Overview & Contents

This modules in this section of the tutorial show ways to "look backward" to find older articles that serve as a foundation for our starting article.

Finding Older Article Using Online Tools

You do not always need the full text of scholarly articles to look "backward" to find older, related articles in the starting article's References or Works Cited section. There are databases that are designed to help us look backward. One of these databases is Web of Science - a very useful tool! Let's get to work with our starting article.

The image below is of the full record for our starting article in the Web of Science database. Note that off to the right side of the full record, there is a link called Cited References. That link will provide the list of items in the References or Works Cited section of the starting article.

Web of Science cited references

When you click the Cited References link, a new page opens that lets us look "backward" at all the items from the starting article's References or Works Cited section. We can look through the list for other articles that might be of use to us.

Web of Science cited references list

Item 13 in the Cited Reference list is the older article about expressions of online identity that we identified earlier.

web of science older article

Other Databases with Cited Reference Options

Not every database has the feature to let you look backward at Cited References. In addition to the Web of Science, here are a few more databases (not a comprehensive list) that have this feature.

  • In PsycInfo (psychology database), look for the References link in each record.

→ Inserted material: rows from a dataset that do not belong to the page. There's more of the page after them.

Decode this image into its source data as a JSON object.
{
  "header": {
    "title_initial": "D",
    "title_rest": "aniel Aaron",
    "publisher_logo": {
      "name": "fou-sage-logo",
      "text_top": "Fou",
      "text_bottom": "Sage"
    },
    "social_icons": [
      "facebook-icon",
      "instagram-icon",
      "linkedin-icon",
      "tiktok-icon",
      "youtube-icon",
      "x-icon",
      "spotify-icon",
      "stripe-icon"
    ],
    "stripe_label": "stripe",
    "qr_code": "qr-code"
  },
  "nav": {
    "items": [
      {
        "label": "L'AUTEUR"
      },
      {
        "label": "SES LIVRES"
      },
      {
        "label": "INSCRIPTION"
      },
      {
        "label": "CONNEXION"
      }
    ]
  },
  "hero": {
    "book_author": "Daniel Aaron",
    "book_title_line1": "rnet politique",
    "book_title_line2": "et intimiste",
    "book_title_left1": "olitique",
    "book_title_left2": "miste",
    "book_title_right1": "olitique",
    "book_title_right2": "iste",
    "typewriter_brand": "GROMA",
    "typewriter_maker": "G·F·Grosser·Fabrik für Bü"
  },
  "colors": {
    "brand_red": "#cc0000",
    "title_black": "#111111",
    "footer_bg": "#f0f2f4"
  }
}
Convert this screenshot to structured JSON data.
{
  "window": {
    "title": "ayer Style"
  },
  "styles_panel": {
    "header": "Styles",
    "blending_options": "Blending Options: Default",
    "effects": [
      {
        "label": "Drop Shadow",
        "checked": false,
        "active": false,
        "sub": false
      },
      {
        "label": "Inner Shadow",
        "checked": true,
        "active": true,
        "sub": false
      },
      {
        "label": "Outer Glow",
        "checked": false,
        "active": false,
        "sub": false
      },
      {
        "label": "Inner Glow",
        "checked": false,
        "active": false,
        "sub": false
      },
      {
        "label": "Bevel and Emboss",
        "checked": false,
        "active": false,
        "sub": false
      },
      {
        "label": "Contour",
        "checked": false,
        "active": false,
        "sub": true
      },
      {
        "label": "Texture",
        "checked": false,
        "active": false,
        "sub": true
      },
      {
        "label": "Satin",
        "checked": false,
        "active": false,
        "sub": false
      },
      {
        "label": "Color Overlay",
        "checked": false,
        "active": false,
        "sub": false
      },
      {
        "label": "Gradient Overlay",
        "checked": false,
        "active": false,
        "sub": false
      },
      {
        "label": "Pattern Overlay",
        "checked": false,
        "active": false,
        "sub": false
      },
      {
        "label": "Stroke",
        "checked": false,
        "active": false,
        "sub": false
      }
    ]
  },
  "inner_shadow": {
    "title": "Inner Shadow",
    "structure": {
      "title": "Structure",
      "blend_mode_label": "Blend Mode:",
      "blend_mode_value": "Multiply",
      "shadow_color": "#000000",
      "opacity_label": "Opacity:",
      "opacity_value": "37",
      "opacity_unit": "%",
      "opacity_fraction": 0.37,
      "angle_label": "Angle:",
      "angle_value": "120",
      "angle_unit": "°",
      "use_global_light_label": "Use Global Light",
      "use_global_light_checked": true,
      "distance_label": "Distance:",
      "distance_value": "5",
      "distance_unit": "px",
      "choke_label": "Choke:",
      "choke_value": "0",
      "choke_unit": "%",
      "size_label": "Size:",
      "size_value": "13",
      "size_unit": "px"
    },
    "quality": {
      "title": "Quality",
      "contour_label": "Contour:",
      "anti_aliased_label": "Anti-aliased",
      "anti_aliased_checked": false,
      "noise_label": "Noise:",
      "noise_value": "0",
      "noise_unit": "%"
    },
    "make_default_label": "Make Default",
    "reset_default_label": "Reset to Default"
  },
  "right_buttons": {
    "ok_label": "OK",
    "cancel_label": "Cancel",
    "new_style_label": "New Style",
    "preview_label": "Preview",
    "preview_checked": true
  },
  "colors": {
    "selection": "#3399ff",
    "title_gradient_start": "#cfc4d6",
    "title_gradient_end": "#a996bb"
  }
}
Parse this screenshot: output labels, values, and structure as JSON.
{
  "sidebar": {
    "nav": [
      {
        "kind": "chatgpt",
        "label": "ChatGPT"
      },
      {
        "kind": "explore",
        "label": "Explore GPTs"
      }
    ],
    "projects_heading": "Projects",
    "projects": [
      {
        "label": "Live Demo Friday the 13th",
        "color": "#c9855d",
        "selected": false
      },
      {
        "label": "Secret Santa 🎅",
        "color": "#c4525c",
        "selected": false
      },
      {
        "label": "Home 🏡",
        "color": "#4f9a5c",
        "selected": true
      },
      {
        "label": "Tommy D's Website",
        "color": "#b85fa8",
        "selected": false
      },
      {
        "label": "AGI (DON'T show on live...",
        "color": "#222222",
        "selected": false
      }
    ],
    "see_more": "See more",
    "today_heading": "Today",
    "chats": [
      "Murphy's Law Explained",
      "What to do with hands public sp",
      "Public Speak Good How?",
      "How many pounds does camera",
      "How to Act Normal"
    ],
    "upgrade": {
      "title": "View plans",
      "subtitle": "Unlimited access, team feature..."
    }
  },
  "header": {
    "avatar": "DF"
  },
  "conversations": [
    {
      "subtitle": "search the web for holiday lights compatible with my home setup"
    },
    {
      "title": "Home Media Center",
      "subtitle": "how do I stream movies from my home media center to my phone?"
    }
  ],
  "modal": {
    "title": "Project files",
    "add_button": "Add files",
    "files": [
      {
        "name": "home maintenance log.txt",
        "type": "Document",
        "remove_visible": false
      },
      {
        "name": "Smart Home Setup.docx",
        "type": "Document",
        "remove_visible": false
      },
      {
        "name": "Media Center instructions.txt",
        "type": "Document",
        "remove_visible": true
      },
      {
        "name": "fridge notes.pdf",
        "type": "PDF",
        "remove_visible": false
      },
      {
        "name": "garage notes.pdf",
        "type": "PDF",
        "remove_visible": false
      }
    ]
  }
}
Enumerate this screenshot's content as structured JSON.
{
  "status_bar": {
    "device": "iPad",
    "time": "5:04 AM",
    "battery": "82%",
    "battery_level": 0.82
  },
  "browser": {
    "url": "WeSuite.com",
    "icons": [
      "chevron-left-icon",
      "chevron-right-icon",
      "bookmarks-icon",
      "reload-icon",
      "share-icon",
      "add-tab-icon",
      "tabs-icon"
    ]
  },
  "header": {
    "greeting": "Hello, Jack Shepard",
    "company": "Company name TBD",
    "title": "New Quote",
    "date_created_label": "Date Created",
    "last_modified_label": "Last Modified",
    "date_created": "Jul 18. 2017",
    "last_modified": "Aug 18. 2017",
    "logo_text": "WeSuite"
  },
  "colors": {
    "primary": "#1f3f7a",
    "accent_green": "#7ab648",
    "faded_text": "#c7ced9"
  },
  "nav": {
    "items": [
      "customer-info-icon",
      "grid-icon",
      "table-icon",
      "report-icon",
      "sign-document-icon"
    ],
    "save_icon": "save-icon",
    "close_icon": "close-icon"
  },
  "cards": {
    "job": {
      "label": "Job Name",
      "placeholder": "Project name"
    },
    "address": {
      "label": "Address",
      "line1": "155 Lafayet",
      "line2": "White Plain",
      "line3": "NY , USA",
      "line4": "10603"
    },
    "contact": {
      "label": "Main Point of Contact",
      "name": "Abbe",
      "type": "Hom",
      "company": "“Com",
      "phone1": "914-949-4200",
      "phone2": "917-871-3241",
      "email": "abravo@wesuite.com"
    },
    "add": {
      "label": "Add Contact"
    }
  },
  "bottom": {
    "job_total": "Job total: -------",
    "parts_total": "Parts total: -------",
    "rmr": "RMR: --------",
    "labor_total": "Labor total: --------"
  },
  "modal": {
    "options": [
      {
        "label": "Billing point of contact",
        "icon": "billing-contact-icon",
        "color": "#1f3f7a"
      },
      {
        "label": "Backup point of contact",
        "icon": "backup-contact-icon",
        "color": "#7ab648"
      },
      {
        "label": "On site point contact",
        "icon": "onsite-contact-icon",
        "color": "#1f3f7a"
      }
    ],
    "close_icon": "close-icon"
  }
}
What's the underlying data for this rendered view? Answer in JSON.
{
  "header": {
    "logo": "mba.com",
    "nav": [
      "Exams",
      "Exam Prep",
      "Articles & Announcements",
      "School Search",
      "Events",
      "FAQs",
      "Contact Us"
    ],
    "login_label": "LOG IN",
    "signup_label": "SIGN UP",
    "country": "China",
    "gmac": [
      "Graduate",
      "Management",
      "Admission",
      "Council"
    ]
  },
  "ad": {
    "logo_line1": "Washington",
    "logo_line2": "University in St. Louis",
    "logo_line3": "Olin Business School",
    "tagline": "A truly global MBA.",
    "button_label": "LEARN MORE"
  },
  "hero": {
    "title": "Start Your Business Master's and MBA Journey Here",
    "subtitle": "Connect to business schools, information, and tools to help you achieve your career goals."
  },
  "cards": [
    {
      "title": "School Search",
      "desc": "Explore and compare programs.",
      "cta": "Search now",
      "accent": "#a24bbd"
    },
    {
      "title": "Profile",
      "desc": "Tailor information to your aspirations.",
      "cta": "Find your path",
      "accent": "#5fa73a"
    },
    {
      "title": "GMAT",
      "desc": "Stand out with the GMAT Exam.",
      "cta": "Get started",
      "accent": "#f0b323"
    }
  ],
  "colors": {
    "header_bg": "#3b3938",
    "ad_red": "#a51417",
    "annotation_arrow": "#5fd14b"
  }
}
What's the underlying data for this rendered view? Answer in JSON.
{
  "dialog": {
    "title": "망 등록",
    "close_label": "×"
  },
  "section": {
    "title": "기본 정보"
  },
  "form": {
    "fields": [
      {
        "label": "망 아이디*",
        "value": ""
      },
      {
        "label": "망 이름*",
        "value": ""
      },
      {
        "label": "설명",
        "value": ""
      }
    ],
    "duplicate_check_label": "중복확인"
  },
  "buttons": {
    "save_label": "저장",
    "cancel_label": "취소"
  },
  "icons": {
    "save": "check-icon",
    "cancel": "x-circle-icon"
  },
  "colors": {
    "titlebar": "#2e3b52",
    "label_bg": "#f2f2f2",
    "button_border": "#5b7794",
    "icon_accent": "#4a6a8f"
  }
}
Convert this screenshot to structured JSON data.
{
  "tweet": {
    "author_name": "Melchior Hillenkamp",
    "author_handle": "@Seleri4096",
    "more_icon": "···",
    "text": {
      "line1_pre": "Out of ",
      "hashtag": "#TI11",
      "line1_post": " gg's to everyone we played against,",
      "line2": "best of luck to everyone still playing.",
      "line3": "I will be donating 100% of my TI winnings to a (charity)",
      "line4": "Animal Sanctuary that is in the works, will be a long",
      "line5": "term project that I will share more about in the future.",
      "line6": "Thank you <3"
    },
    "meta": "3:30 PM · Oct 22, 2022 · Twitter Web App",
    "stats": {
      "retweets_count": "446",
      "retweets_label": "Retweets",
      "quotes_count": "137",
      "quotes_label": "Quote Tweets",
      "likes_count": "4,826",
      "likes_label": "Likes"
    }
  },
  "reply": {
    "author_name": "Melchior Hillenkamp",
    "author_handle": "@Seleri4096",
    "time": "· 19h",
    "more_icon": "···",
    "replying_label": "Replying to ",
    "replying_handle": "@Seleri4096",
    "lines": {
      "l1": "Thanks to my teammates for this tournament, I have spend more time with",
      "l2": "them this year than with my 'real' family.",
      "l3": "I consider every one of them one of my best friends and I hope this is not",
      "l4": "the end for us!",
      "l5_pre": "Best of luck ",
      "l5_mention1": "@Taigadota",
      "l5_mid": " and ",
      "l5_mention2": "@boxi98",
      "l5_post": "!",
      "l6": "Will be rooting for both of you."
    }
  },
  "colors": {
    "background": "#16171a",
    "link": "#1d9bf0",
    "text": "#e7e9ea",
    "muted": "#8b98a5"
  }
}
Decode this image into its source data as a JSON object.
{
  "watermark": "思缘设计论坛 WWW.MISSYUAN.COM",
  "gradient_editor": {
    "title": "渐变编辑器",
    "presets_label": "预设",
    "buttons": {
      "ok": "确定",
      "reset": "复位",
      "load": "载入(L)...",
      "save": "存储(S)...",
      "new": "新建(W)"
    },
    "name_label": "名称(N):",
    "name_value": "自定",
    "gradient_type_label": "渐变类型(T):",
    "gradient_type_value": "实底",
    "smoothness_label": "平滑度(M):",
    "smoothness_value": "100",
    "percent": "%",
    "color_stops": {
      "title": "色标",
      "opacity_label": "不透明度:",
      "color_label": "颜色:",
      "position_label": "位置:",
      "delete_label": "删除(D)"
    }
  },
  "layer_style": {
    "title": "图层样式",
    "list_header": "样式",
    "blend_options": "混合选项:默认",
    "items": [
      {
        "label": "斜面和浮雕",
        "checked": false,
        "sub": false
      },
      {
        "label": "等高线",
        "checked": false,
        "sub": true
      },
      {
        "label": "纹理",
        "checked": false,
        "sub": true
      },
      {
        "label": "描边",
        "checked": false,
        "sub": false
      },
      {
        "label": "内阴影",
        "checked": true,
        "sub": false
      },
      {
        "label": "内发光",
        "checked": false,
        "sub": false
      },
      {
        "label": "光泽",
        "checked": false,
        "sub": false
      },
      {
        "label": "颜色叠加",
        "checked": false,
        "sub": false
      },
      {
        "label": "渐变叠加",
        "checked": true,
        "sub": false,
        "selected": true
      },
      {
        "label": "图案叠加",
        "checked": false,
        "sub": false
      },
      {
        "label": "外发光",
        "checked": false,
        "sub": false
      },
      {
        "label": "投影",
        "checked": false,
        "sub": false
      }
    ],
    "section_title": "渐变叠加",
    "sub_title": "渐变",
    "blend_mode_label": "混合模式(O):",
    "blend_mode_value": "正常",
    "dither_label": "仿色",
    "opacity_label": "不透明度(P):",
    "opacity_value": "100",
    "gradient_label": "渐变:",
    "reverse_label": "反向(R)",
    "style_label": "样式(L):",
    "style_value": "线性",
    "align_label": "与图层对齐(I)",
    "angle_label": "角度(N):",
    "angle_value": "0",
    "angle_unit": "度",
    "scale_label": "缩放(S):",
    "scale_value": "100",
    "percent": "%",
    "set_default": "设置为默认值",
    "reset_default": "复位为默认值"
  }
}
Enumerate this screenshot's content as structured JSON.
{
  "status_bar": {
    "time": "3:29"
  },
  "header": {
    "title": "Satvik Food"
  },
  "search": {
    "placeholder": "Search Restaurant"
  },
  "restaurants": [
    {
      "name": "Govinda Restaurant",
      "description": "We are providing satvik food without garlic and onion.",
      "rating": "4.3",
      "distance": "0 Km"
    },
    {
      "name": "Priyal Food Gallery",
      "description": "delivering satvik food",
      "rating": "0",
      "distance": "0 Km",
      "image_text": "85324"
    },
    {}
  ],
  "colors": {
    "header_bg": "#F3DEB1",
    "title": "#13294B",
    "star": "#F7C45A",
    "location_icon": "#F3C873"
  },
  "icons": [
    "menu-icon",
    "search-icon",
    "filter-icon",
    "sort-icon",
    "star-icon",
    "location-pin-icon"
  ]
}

Psycinfo cited references link

  • In SciFinder Scholar (chemistry database), look for the Get Cited link from the Get Related Citations drop-down menu.

Scifinder Scholar cited references

YOUR Turn

  1. Look up your starting article in the Web of Science database (use link above).
  2. If you find the article (might not always happen), open the full version of the record by clicking on the title
    Click the Cited References link to look at the items from your starting article's References or Cited Works section.
  3. Do you find any articles in that list that look relevant to your topic?